One of the best kept secrets about the CRC’s life as a denomination is that exciting changes are percolating at the classical level. We take it for granted that agencies are thriving and doing effective work. But exciting change at the classical level? Have you heard any recent buzz about that?
Would you agree that denominational leaders are sending a confused message to the church regarding the need for change? Could you imagine that not only are we experiencing a decline in numbers, but that church members are experiencing such poor quality of community life that it's difficult to invite new people in?
Strong effective congregational leadership is not necessarily the best predictor of strong effective classis leadership. Great teachers don’t always make great principals.
I had an English prof who threatened the class with sarcastic feedback on the essays we wrote for him. He said, “If I ever write the word ‘bland’ in the margin of your paper, you’ll know you’ve just received the worst comment that I could give you.” I guess he meant that any writing that was lively , no matter how poor, was better than writing that was boring and colorless. Sort of like being luke-warm and spat out.
Research on thousands of members in hundreds of churches suggests that a little over half of the membership is satisfied overall with what’s happening in their church. Which organization is best positioned to help clergy and church boards develop into healthy transformational congregations? Classis.
The Church Order wants to avoid the dangers associated with people who stay in their leadership role too long. I applaud that. Organizations get into ruts, things go stale, power-hungry people hold onto power, we are led by the willing instead of the capable, innovation becomes rare, vision dims, and who knows what else could befall us when we keep leaders in place too long.
Maybe it’s a little risky to talk so crassly about money, but unless we get real about how we use the resources God gives us, we’ll waste money, increase frustration, and continue to fade as a denomination.
When I ran across this story, I just KNEW I had to share it with Network readers! It’s great. Is it about classis? Maybe not so much. (But think what might have happened if the whole classis had passionately supported this leader!)
We need to talk! Talk as never before, talk as family, bound together across our differences by His blood and Spirit and love. We need to relearn to speak the truth in love, to engage each other with patience, with good listening, with thoughtful discernment, with humor, with...
Recently I was encouraged to read Growing the Church in the Power of the Holy Spirit, a book I probably would not have picked up on my own. The title set off my warning bells. Exactly why that is, I’m not even sure I know myself. Somehow I feared gimmickry or formula or an unspiritual pragmatism. But I read it, and I want to recommend it...
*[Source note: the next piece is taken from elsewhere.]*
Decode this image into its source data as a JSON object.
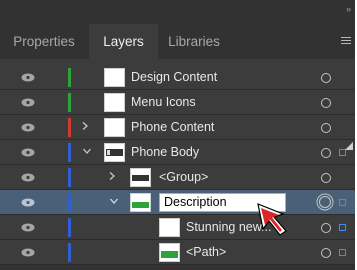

The power of classis - the strategic intersection between congregations and denomination. If you’ve been reading the CLASSIS network, you’ve already heard the invitation to consider the vital importance of classis renewal. So why wouldn’t it be one of the places we’d expect the Holy Spirit to be at work reforming the CRC? A few extra minutes designed to catch the breeze wouldn’t be amiss, right?
This is a time of significant questioning in the CRC – why are we shrinking so fast? What should we do? What structures do we need? What kind of leadership? What vision? Are there resources for a sustainable and robust future? Are we at risk of paralysis of polarization? We need to do some heavy discernment together.
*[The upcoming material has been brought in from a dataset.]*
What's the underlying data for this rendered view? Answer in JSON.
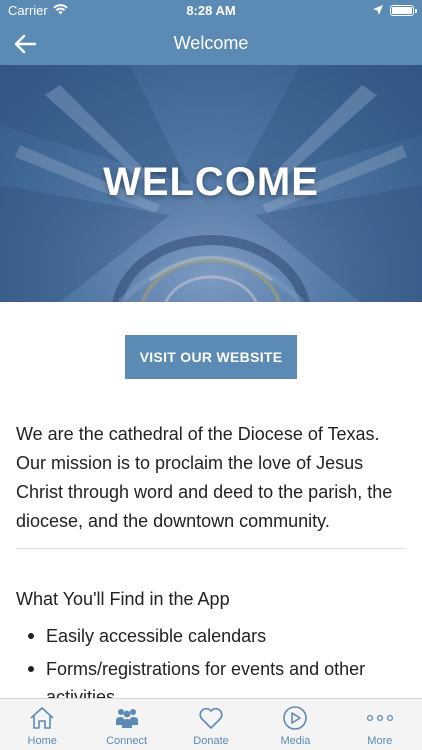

Conversations about change in the structure, culture, and leadership of the CRC are more and more beginning to recognize the strategic position and importance of classis. This marks a change in how we are thinking about the denomination's future. It's where change and church connect! Classis renewal is coming of age!